(Component data from apps and pages)
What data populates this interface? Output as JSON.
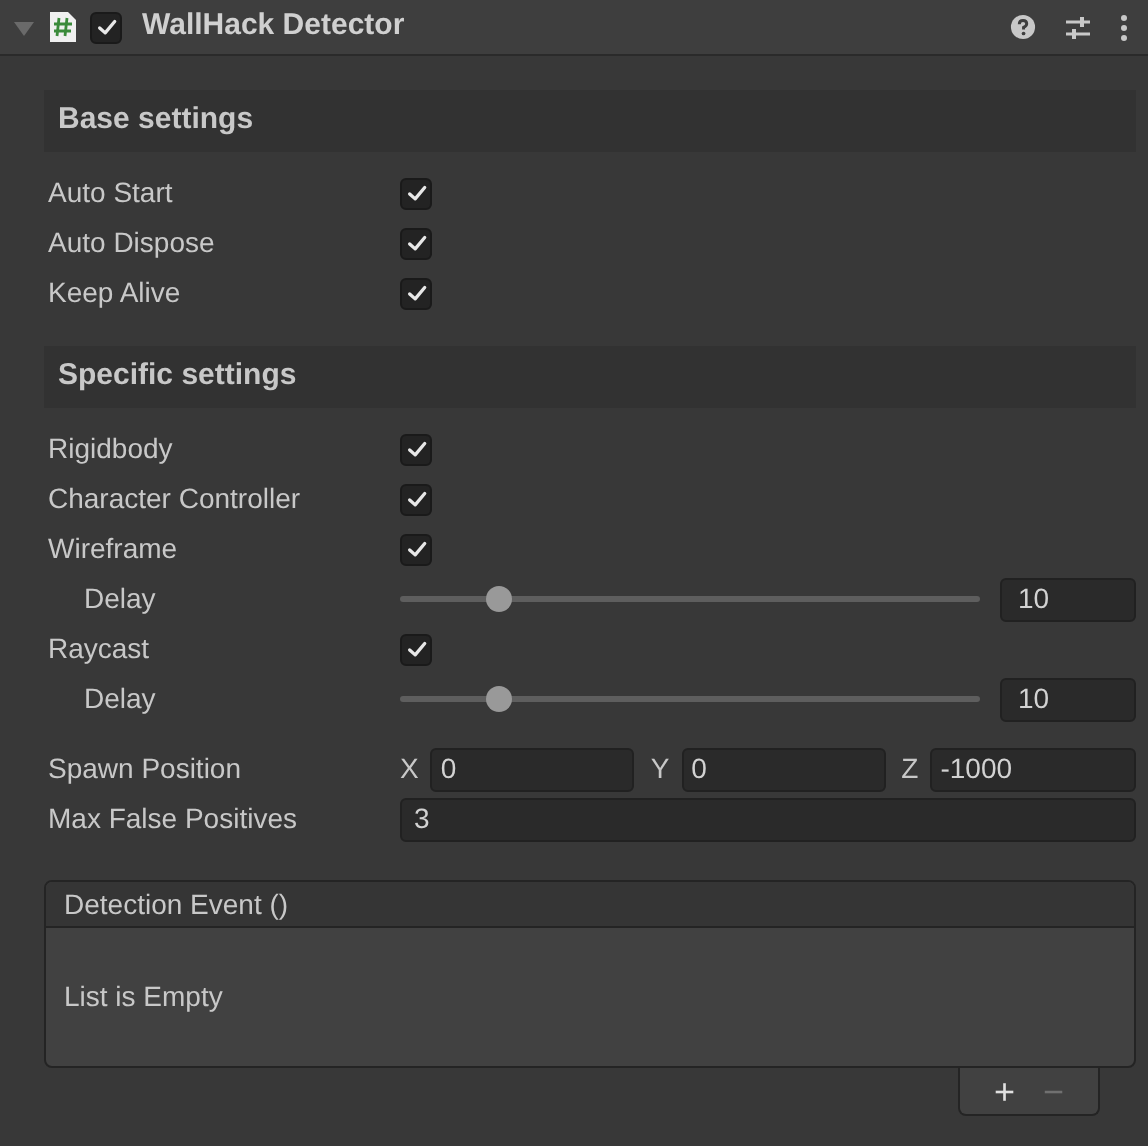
{
  "header": {
    "expanded": true,
    "enabled": true,
    "title": "WallHack Detector"
  },
  "sections": [
    {
      "title": "Base settings",
      "rows": [
        {
          "kind": "checkbox",
          "label": "Auto Start",
          "checked": true
        },
        {
          "kind": "checkbox",
          "label": "Auto Dispose",
          "checked": true
        },
        {
          "kind": "checkbox",
          "label": "Keep Alive",
          "checked": true
        }
      ]
    },
    {
      "title": "Specific settings",
      "rows": [
        {
          "kind": "checkbox",
          "label": "Rigidbody",
          "checked": true
        },
        {
          "kind": "checkbox",
          "label": "Character Controller",
          "checked": true
        },
        {
          "kind": "checkbox",
          "label": "Wireframe",
          "checked": true,
          "children": [
            {
              "kind": "slider",
              "label": "Delay",
              "level": 0.17,
              "value": "10"
            }
          ]
        },
        {
          "kind": "checkbox",
          "label": "Raycast",
          "checked": true,
          "children": [
            {
              "kind": "slider",
              "label": "Delay",
              "level": 0.17,
              "value": "10"
            }
          ]
        }
      ]
    }
  ],
  "fields": [
    {
      "kind": "vector3",
      "label": "Spawn Position",
      "axes": [
        {
          "axis": "X",
          "value": "0"
        },
        {
          "axis": "Y",
          "value": "0"
        },
        {
          "axis": "Z",
          "value": "-1000"
        }
      ]
    },
    {
      "kind": "number",
      "label": "Max False Positives",
      "value": "3"
    }
  ],
  "event_list": {
    "title": "Detection Event ()",
    "empty_text": "List is Empty",
    "buttons": [
      {
        "label": "+",
        "disabled": false
      },
      {
        "label": "−",
        "disabled": true
      }
    ]
  }
}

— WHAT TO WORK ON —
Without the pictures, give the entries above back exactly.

— RESPONSE BELOW —
What data populates this interface? Output as JSON.
{
  "header": {
    "expanded": true,
    "enabled": true,
    "title": "WallHack Detector"
  },
  "sections": [
    {
      "title": "Base settings",
      "rows": [
        {
          "kind": "checkbox",
          "label": "Auto Start",
          "checked": true
        },
        {
          "kind": "checkbox",
          "label": "Auto Dispose",
          "checked": true
        },
        {
          "kind": "checkbox",
          "label": "Keep Alive",
          "checked": true
        }
      ]
    },
    {
      "title": "Specific settings",
      "rows": [
        {
          "kind": "checkbox",
          "label": "Rigidbody",
          "checked": true
        },
        {
          "kind": "checkbox",
          "label": "Character Controller",
          "checked": true
        },
        {
          "kind": "checkbox",
          "label": "Wireframe",
          "checked": true,
          "children": [
            {
              "kind": "slider",
              "label": "Delay",
              "level": 0.17,
              "value": "10"
            }
          ]
        },
        {
          "kind": "checkbox",
          "label": "Raycast",
          "checked": true,
          "children": [
            {
              "kind": "slider",
              "label": "Delay",
              "level": 0.17,
              "value": "10"
            }
          ]
        }
      ]
    }
  ],
  "fields": [
    {
      "kind": "vector3",
      "label": "Spawn Position",
      "axes": [
        {
          "axis": "X",
          "value": "0"
        },
        {
          "axis": "Y",
          "value": "0"
        },
        {
          "axis": "Z",
          "value": "-1000"
        }
      ]
    },
    {
      "kind": "number",
      "label": "Max False Positives",
      "value": "3"
    }
  ],
  "event_list": {
    "title": "Detection Event ()",
    "empty_text": "List is Empty",
    "buttons": [
      {
        "label": "+",
        "disabled": false
      },
      {
        "label": "−",
        "disabled": true
      }
    ]
  }
}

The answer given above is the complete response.